_Directions:_ Word for word, write out all of the entries that follow.

_Records:_
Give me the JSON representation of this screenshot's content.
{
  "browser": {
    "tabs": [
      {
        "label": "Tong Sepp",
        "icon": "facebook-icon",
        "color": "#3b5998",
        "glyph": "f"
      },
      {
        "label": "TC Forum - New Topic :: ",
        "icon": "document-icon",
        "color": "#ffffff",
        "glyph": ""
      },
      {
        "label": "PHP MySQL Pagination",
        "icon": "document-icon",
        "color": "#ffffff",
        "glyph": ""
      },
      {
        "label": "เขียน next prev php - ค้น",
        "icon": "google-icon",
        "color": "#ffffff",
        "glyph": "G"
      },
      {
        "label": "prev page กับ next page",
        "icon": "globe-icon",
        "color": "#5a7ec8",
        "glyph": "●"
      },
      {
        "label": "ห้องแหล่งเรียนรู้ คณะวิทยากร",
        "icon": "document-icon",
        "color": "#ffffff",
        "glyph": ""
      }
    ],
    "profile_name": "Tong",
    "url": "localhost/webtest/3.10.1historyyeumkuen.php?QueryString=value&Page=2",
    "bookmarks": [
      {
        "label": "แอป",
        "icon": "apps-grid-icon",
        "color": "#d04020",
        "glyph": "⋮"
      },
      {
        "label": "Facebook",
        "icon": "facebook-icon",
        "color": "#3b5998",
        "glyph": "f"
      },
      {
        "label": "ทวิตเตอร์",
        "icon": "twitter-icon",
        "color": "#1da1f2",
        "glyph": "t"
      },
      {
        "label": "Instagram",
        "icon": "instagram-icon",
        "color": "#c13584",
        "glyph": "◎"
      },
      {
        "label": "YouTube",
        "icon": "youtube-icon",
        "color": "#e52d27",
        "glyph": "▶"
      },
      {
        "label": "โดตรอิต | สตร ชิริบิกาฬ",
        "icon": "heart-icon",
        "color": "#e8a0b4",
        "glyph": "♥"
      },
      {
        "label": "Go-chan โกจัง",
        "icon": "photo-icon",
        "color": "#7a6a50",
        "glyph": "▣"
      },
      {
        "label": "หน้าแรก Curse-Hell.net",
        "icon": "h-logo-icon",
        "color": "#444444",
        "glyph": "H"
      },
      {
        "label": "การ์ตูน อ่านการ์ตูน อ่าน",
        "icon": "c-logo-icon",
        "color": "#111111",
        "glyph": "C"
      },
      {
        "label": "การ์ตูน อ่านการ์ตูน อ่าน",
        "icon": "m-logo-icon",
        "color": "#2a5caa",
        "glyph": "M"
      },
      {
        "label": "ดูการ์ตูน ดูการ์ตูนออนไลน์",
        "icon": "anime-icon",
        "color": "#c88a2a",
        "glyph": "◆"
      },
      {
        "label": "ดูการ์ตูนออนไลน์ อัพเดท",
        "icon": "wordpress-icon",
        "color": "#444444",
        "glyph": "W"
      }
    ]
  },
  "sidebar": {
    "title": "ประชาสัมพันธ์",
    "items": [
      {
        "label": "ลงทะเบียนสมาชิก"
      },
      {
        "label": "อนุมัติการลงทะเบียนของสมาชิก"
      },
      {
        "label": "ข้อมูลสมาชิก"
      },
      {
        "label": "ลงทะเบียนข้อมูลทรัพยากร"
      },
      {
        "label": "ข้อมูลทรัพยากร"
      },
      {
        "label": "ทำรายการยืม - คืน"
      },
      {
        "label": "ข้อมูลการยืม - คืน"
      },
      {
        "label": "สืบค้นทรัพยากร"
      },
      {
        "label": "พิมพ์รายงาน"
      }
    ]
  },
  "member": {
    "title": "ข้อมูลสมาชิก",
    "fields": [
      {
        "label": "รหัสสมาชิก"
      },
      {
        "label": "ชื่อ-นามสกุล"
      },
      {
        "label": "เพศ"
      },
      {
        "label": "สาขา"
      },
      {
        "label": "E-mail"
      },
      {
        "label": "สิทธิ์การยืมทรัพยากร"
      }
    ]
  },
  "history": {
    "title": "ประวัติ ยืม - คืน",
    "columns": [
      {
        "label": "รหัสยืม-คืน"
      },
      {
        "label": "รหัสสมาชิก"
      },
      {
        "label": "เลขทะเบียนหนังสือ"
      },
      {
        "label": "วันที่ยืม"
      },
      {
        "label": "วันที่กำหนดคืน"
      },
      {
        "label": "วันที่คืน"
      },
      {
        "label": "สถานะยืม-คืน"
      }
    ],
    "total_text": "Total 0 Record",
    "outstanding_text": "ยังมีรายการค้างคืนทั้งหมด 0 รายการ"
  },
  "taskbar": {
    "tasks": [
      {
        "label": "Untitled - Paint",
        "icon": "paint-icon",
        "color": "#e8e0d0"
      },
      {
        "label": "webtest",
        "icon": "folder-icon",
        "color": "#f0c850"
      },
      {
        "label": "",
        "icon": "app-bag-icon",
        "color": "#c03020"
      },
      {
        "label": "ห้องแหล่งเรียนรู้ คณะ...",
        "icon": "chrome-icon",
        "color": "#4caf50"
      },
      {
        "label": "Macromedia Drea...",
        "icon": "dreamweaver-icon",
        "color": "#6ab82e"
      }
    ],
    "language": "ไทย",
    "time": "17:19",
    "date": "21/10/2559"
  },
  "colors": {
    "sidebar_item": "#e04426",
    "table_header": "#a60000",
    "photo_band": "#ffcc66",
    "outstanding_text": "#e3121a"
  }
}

_Task answer:_
Give me the JSON representation of this screenshot's content.
{
  "browser": {
    "tabs": [
      {
        "label": "Tong Sepp",
        "icon": "facebook-icon",
        "color": "#3b5998",
        "glyph": "f"
      },
      {
        "label": "TC Forum - New Topic :: ",
        "icon": "document-icon",
        "color": "#ffffff",
        "glyph": ""
      },
      {
        "label": "PHP MySQL Pagination",
        "icon": "document-icon",
        "color": "#ffffff",
        "glyph": ""
      },
      {
        "label": "เขียน next prev php - ค้น",
        "icon": "google-icon",
        "color": "#ffffff",
        "glyph": "G"
      },
      {
        "label": "prev page กับ next page",
        "icon": "globe-icon",
        "color": "#5a7ec8",
        "glyph": "●"
      },
      {
        "label": "ห้องแหล่งเรียนรู้ คณะวิทยากร",
        "icon": "document-icon",
        "color": "#ffffff",
        "glyph": ""
      }
    ],
    "profile_name": "Tong",
    "url": "localhost/webtest/3.10.1historyyeumkuen.php?QueryString=value&Page=2",
    "bookmarks": [
      {
        "label": "แอป",
        "icon": "apps-grid-icon",
        "color": "#d04020",
        "glyph": "⋮"
      },
      {
        "label": "Facebook",
        "icon": "facebook-icon",
        "color": "#3b5998",
        "glyph": "f"
      },
      {
        "label": "ทวิตเตอร์",
        "icon": "twitter-icon",
        "color": "#1da1f2",
        "glyph": "t"
      },
      {
        "label": "Instagram",
        "icon": "instagram-icon",
        "color": "#c13584",
        "glyph": "◎"
      },
      {
        "label": "YouTube",
        "icon": "youtube-icon",
        "color": "#e52d27",
        "glyph": "▶"
      },
      {
        "label": "โดตรอิต | สตร ชิริบิกาฬ",
        "icon": "heart-icon",
        "color": "#e8a0b4",
        "glyph": "♥"
      },
      {
        "label": "Go-chan โกจัง",
        "icon": "photo-icon",
        "color": "#7a6a50",
        "glyph": "▣"
      },
      {
        "label": "หน้าแรก Curse-Hell.net",
        "icon": "h-logo-icon",
        "color": "#444444",
        "glyph": "H"
      },
      {
        "label": "การ์ตูน อ่านการ์ตูน อ่าน",
        "icon": "c-logo-icon",
        "color": "#111111",
        "glyph": "C"
      },
      {
        "label": "การ์ตูน อ่านการ์ตูน อ่าน",
        "icon": "m-logo-icon",
        "color": "#2a5caa",
        "glyph": "M"
      },
      {
        "label": "ดูการ์ตูน ดูการ์ตูนออนไลน์",
        "icon": "anime-icon",
        "color": "#c88a2a",
        "glyph": "◆"
      },
      {
        "label": "ดูการ์ตูนออนไลน์ อัพเดท",
        "icon": "wordpress-icon",
        "color": "#444444",
        "glyph": "W"
      }
    ]
  },
  "sidebar": {
    "title": "ประชาสัมพันธ์",
    "items": [
      {
        "label": "ลงทะเบียนสมาชิก"
      },
      {
        "label": "อนุมัติการลงทะเบียนของสมาชิก"
      },
      {
        "label": "ข้อมูลสมาชิก"
      },
      {
        "label": "ลงทะเบียนข้อมูลทรัพยากร"
      },
      {
        "label": "ข้อมูลทรัพยากร"
      },
      {
        "label": "ทำรายการยืม - คืน"
      },
      {
        "label": "ข้อมูลการยืม - คืน"
      },
      {
        "label": "สืบค้นทรัพยากร"
      },
      {
        "label": "พิมพ์รายงาน"
      }
    ]
  },
  "member": {
    "title": "ข้อมูลสมาชิก",
    "fields": [
      {
        "label": "รหัสสมาชิก"
      },
      {
        "label": "ชื่อ-นามสกุล"
      },
      {
        "label": "เพศ"
      },
      {
        "label": "สาขา"
      },
      {
        "label": "E-mail"
      },
      {
        "label": "สิทธิ์การยืมทรัพยากร"
      }
    ]
  },
  "history": {
    "title": "ประวัติ ยืม - คืน",
    "columns": [
      {
        "label": "รหัสยืม-คืน"
      },
      {
        "label": "รหัสสมาชิก"
      },
      {
        "label": "เลขทะเบียนหนังสือ"
      },
      {
        "label": "วันที่ยืม"
      },
      {
        "label": "วันที่กำหนดคืน"
      },
      {
        "label": "วันที่คืน"
      },
      {
        "label": "สถานะยืม-คืน"
      }
    ],
    "total_text": "Total 0 Record",
    "outstanding_text": "ยังมีรายการค้างคืนทั้งหมด 0 รายการ"
  },
  "taskbar": {
    "tasks": [
      {
        "label": "Untitled - Paint",
        "icon": "paint-icon",
        "color": "#e8e0d0"
      },
      {
        "label": "webtest",
        "icon": "folder-icon",
        "color": "#f0c850"
      },
      {
        "label": "",
        "icon": "app-bag-icon",
        "color": "#c03020"
      },
      {
        "label": "ห้องแหล่งเรียนรู้ คณะ...",
        "icon": "chrome-icon",
        "color": "#4caf50"
      },
      {
        "label": "Macromedia Drea...",
        "icon": "dreamweaver-icon",
        "color": "#6ab82e"
      }
    ],
    "language": "ไทย",
    "time": "17:19",
    "date": "21/10/2559"
  },
  "colors": {
    "sidebar_item": "#e04426",
    "table_header": "#a60000",
    "photo_band": "#ffcc66",
    "outstanding_text": "#e3121a"
  }
}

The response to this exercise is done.